They added that agencies seeking to pass regulations on “key matters” with broad economic or political implications must have a clear Congressional mandate.
The second case, Biden v. Missouri, 21A240, relates to a November regulation that requires health care workers in facilities that receive federal funds under Medicare and Medicaid programs to be vaccinated against the coronavirus unless they qualify for a medical or religious exemption . .
States led by Republican officials have challenged the regulation, securing injunctions against it that cover about half of the nation. Two federal appeals courts, in New Orleans and St. Louis, refused to suspend these injunctions while the appeal was progressing.
A third federal appeals court, in Atlanta, sided with the Biden administration. Judges Robin S. wrote a rationale designed to prevent health care workers, whose job is to improve patients’ health, from making them sicker.”
The Biden administration has argued that a federal law gives it broad power to enforce regulations regarding patient health and safety at facilities that receive federal funds.

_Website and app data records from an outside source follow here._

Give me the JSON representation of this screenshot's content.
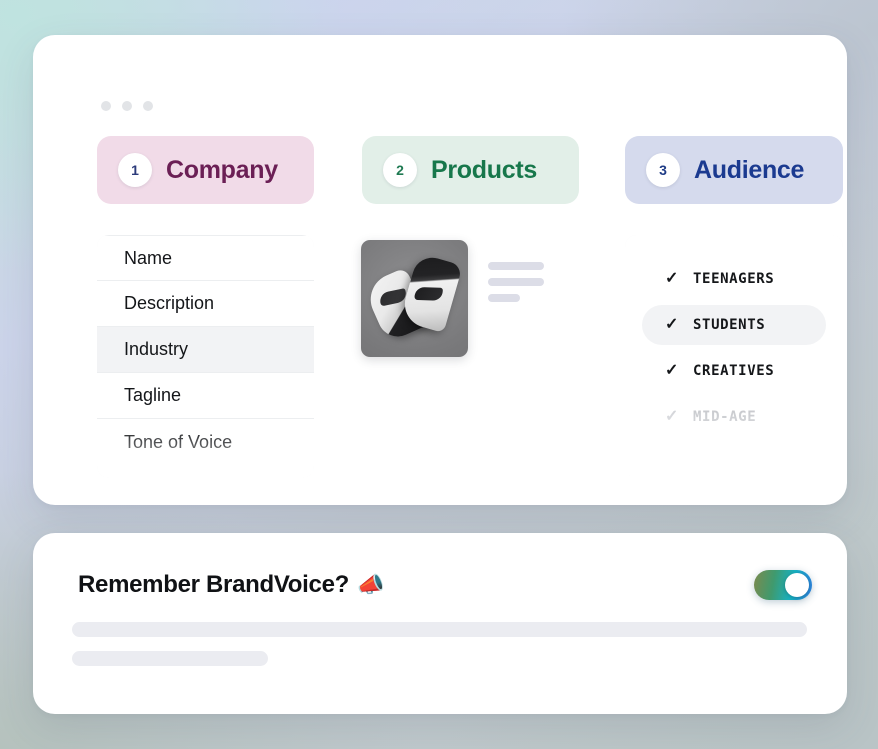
{
  "window": {
    "dots": [
      "dot-1",
      "dot-2",
      "dot-3"
    ]
  },
  "steps": [
    {
      "number": "1",
      "label": "Company",
      "pill_color": "#f1dbe8",
      "text_color": "#6b1f55"
    },
    {
      "number": "2",
      "label": "Products",
      "pill_color": "#e2efe8",
      "text_color": "#17774b"
    },
    {
      "number": "3",
      "label": "Audience",
      "pill_color": "#d5daed",
      "text_color": "#1b3a90"
    }
  ],
  "company_fields": [
    {
      "label": "Name",
      "active": false
    },
    {
      "label": "Description",
      "active": false
    },
    {
      "label": "Industry",
      "active": true
    },
    {
      "label": "Tagline",
      "active": false
    },
    {
      "label": "Tone of Voice",
      "active": false
    }
  ],
  "products": {
    "photo_alt": "sneakers-photo",
    "skeleton_widths": [
      "56px",
      "56px",
      "32px"
    ]
  },
  "audience": [
    {
      "label": "TEENAGERS",
      "check": "✓",
      "selected": false,
      "dim": false
    },
    {
      "label": "STUDENTS",
      "check": "✓",
      "selected": true,
      "dim": false
    },
    {
      "label": "CREATIVES",
      "check": "✓",
      "selected": false,
      "dim": false
    },
    {
      "label": "MID-AGE",
      "check": "✓",
      "selected": false,
      "dim": true
    }
  ],
  "brandvoice": {
    "title": "Remember BrandVoice?",
    "emoji": "📣",
    "toggle_state": "on",
    "skeleton_widths": [
      "735px",
      "196px"
    ]
  }
}
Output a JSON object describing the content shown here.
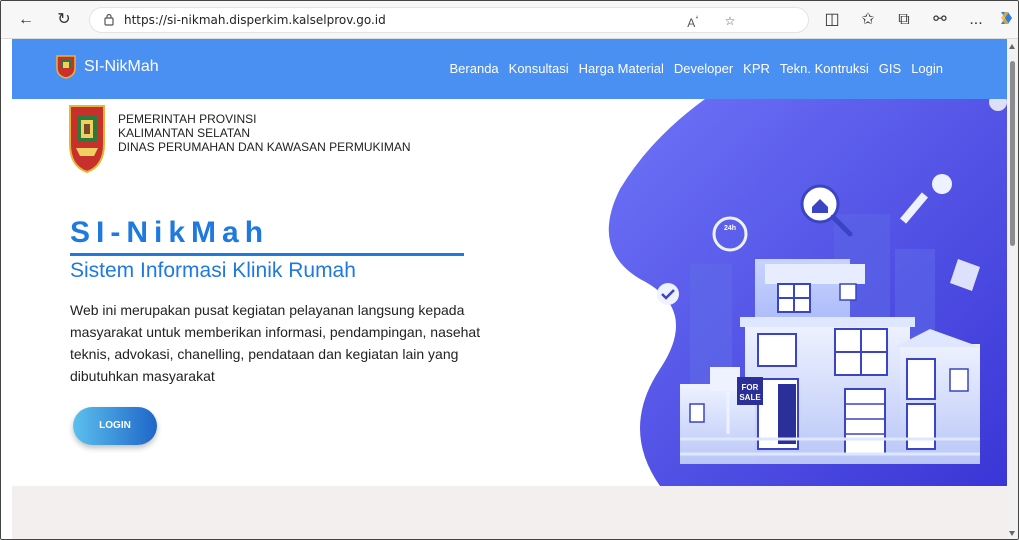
{
  "browser": {
    "url": "https://si-nikmah.disperkim.kalselprov.go.id",
    "more_label": "..."
  },
  "navbar": {
    "brand": "SI-NikMah",
    "links": [
      "Beranda",
      "Konsultasi",
      "Harga Material",
      "Developer",
      "KPR",
      "Tekn. Kontruksi",
      "GIS",
      "Login"
    ]
  },
  "hero": {
    "gov_lines": [
      "PEMERINTAH PROVINSI",
      "KALIMANTAN SELATAN",
      "DINAS PERUMAHAN DAN KAWASAN PERMUKIMAN"
    ],
    "title": "SI-NikMah",
    "subtitle": "Sistem Informasi Klinik Rumah",
    "description": "Web ini merupakan pusat kegiatan pelayanan langsung kepada masyarakat untuk memberikan informasi, pendampingan, nasehat teknis, advokasi, chanelling, pendataan dan kegiatan lain yang dibutuhkan masyarakat",
    "login_button": "LOGIN",
    "illustration": {
      "badge_24h": "24h",
      "sign_line1": "FOR",
      "sign_line2": "SALE"
    }
  },
  "colors": {
    "navbar": "#4a8ff2",
    "accent": "#1f7ae0",
    "blob": "#4b4ef0",
    "lower_section": "#f3efef"
  }
}
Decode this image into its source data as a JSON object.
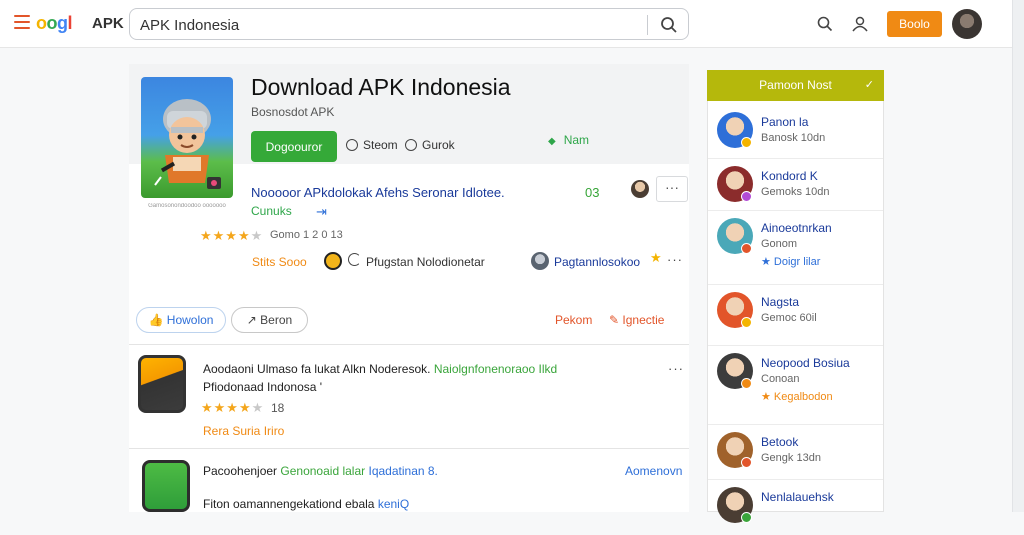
{
  "header": {
    "logo_parts": [
      "o",
      "o",
      "g",
      "l"
    ],
    "logo_apk": "APK",
    "search_value": "APK Indonesia",
    "button_label": "Boolo",
    "icons": [
      "menu-icon",
      "search-icon",
      "user-icon",
      "avatar"
    ]
  },
  "app": {
    "title": "Download APK Indonesia",
    "subtitle": "Bosnosdot APK",
    "download_label": "Dogoouror",
    "pill_1": "Steom",
    "pill_2": "Gurok",
    "more_link": "Nam",
    "description": "Nooooor APkdolokak Afehs Seronar Idlotee.",
    "count": "03",
    "more_dots": "···",
    "category_link": "Cunuks",
    "rating_stars": 4,
    "rating_text": "Gomo 1 2 0 13",
    "tag_orange": "Stits Sooo",
    "tag_dev": "Pfugstan Nolodionetar",
    "developer_name": "Pagtannlosokoo",
    "like_label": "Howolon",
    "share_label": "Beron",
    "report_label": "Pekom",
    "tag_label": "Ignectie",
    "icon_caption": "Gamosonondoodoo ooooooo"
  },
  "list": [
    {
      "text_black": "Aoodaoni Ulmaso fa lukat Alkn Noderesok.",
      "text_green": "Naiolgnfonenoraoo Ilkd",
      "text_line2": "Pfiodonaad Indonosa '",
      "stars": 4,
      "count": "18",
      "tag": "Rera Suria Iriro",
      "more": "···"
    },
    {
      "text_black": "Pacoohenjoer",
      "text_green": "Genonoaid lalar",
      "text_blue": "Iqadatinan 8.",
      "text_line2": "Fiton oamannengekationd ebala",
      "text_line2_blue": "keniQ",
      "more": "Aomenovn"
    }
  ],
  "sidebar": {
    "header": "Pamoon Nost",
    "items": [
      {
        "name": "Panon la",
        "meta": "Banosk 10dn",
        "extra": "",
        "color": "#2e6fd8",
        "badge": "#f4b400"
      },
      {
        "name": "Kondord K",
        "meta": "Gemoks 10dn",
        "extra": "",
        "color": "#8b2c2c",
        "badge": "#b24bd6"
      },
      {
        "name": "Ainoeotnrkan",
        "meta": "Gonom",
        "extra": "Doigr lilar",
        "color": "#4aa8b8",
        "badge": "#e2552a"
      },
      {
        "name": "Nagsta",
        "meta": "Gemoc 60il",
        "extra": "",
        "color": "#e2552a",
        "badge": "#f4b400"
      },
      {
        "name": "Neopood Bosiua",
        "meta": "Conoan",
        "extra": "Kegalbodon",
        "color": "#3c3c3c",
        "badge": "#f08a14"
      },
      {
        "name": "Betook",
        "meta": "Gengk 13dn",
        "extra": "",
        "color": "#a0622b",
        "badge": "#e2552a"
      },
      {
        "name": "Nenlalauehsk",
        "meta": "",
        "extra": "",
        "color": "#4a3d33",
        "badge": "#3aa53b"
      }
    ]
  },
  "colors": {
    "accent_orange": "#f08a14",
    "download_green": "#35a938",
    "sidebar_header": "#b5b80c",
    "link_blue": "#1a3a9a"
  }
}
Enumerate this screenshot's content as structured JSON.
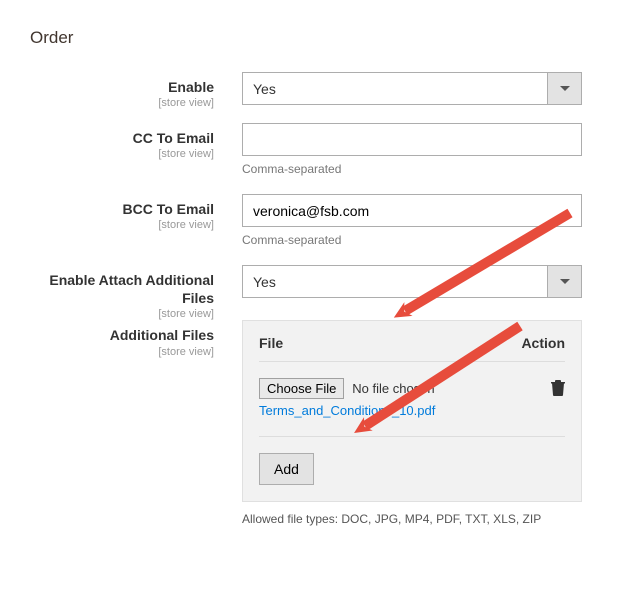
{
  "section": {
    "title": "Order"
  },
  "scope_label": "[store view]",
  "fields": {
    "enable": {
      "label": "Enable",
      "value": "Yes"
    },
    "cc": {
      "label": "CC To Email",
      "value": "",
      "help": "Comma-separated"
    },
    "bcc": {
      "label": "BCC To Email",
      "value": "veronica@fsb.com",
      "help": "Comma-separated"
    },
    "attach_enable": {
      "label": "Enable Attach Additional Files",
      "value": "Yes"
    },
    "additional_files": {
      "label": "Additional Files",
      "head_file": "File",
      "head_action": "Action",
      "choose_label": "Choose File",
      "no_file": "No file chosen",
      "existing_file": "Terms_and_Conditions_10.pdf",
      "add_label": "Add",
      "allowed": "Allowed file types: DOC, JPG, MP4, PDF, TXT, XLS, ZIP"
    }
  }
}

The act gives the Secretary of the Department of Health and Human Services general authority to issue regulations to ensure the “effective administration” of Medicare and Medicaid programs, and portions of statutes relating to various types of facilities generally also authorize the secretary to enforce the requirement to protect patient health and safety.
“It is hard to imagine a more exemplary health and safety situation than the requirement that staff in hospitals, nursing homes, and other medical facilities take the step of effectively preventing transmission of a potentially fatal virus to at-risk patients,” Attorney General Elizabeth Prilugar wrote in a Supreme Court briefing.
In response, Missouri and other state attorneys wrote that “a massive and unprecedented vaccine mandate for health care workers threatens to create a crisis in health care facilities in rural America.”
“The mandate will force millions of workers to choose between losing their jobs or complying with an illegal federal mandate,” they wrote. Had the judge not issued an injunction, they added, “last year’s healthcare heroes would have been out of work this year.”